Official accounts are used to communicate information as part of the member’s representational or legislative capacity, and U.S. Senate and House members may draw upon official staff resources appropriated by Congress when releasing content via these accounts. Unofficial accounts – often used in a personal and campaign capacity – may not draw on these government resources under official House and Senate guidelines. Members posted more often on official accounts across the study period: 76% of the average member’s posts came from their official account (for Democrats, the share was 78%; for Republicans, it was 75%).

To classify the posts, Pew Research Center manually analyzed a subset (11,000 total) of all the posts, classifying each post’s contents for the events, topics and issues raised or discussed in each one. Specifically, the analysts coded each post based on whether it expressed disagreement with presidents, candidates or parties; expressed support for the same; or mentioned local events, places or people. Next, researchers trained machine learning algorithms to make predictions – based on what the human coders reported – in order to classify the content of the entire set of posts.

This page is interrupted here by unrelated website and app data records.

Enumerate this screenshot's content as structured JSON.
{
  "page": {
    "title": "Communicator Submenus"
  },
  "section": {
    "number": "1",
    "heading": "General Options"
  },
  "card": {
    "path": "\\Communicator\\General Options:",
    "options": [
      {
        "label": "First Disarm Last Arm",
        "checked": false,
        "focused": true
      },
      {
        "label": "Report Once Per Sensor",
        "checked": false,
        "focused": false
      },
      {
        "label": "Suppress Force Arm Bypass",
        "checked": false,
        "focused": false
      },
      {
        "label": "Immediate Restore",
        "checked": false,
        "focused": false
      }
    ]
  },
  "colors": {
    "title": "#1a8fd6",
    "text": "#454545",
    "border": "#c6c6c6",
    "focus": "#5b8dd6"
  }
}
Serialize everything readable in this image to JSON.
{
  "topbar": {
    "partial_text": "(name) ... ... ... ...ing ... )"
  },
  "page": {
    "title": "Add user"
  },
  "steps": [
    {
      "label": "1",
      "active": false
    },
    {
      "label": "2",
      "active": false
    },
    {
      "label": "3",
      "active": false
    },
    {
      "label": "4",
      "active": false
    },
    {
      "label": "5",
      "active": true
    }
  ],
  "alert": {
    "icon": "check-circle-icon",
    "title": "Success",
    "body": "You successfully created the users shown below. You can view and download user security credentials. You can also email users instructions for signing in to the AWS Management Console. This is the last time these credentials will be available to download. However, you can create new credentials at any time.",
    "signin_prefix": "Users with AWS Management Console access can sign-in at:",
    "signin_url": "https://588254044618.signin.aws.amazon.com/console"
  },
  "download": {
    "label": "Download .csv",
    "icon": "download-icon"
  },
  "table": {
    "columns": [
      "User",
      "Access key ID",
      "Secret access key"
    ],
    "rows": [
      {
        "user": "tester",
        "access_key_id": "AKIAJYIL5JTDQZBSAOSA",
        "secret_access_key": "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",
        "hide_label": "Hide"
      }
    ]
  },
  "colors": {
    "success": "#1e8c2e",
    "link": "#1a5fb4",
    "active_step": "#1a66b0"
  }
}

How researchers classified more than 700,000 posts

Researchers asked human coders recruited from Amazon’s Mechanical Turk to read a sample of 11,000 posts and then note whether or not the post mentioned a list of political figures and groups. That list included Trump, Obama and Clinton, as well as two political groups: Democrats and/or liberals and Republicans and/or conservatives. The coders determined whether each post that mentioned one of those individuals or groups expressed support, opposition or neither toward each figure or group. Human coders also determined whether or not each post discussed local issues, defined as relating to “a place, a group, individual(s), or an event in the politician’s state or district.”

Each set of particular kinds of post – those labeled as opposing Obama, or supporting Republicans, for instance – was used as a “training dataset” for separate machine learning models. Those models used the human decisions about what words convey political support or opposition as a guide for determining how to classify the remaining posts that human coders did not read and classify. This approach builds upon previous Pew Research Center work that examined similar kinds of rhetoric in congressional statements. Performance statistics and additional details are provided in the methodology.

While Facebook is one important part of members’ media outreach efforts, members also communicate with their constituents through press releases, town hall meetings, media appearances and on other social media outlets. Although this report does not examine communication across all these channels, Facebook posts constitute a useful way to compare members’ communication, as they can be systematically captured and analyzed. Previous research suggests that statements that members of Congress express on Facebook are similar in many ways to those they make in press releases. Focusing on Facebook posts also makes it possible to measure how much a member’s audience interacts with their posts via likes, comments and shares. Facebook is the most widely used social media website (excluding YouTube) and the social media site from which most Americans get news.

  1. See Lewis, Jeffrey B., Keith Poole, Howard Rosenthal, Adam Boche, Aaron Rudkin, and Luke Sonnet. 2017. “Voteview: Congressional Roll-Call Votes Database.” https://voteview.com/
  2. Complete data could not be obtained for legislators’ accounts prior to the 114th Congress, as some members were not active on Facebook in earlier sessions, or have deleted their accounts since leaving office.
  3. Researchers used the DW-NOMINATE ideology measure, which is based on members’ roll-call voting records, to classify members as liberal or conservative.
  4. For the average member’s average post. Other Facebook reactions include “like,” “love,” “haha,” “thankful,” “wow,” and “sad.”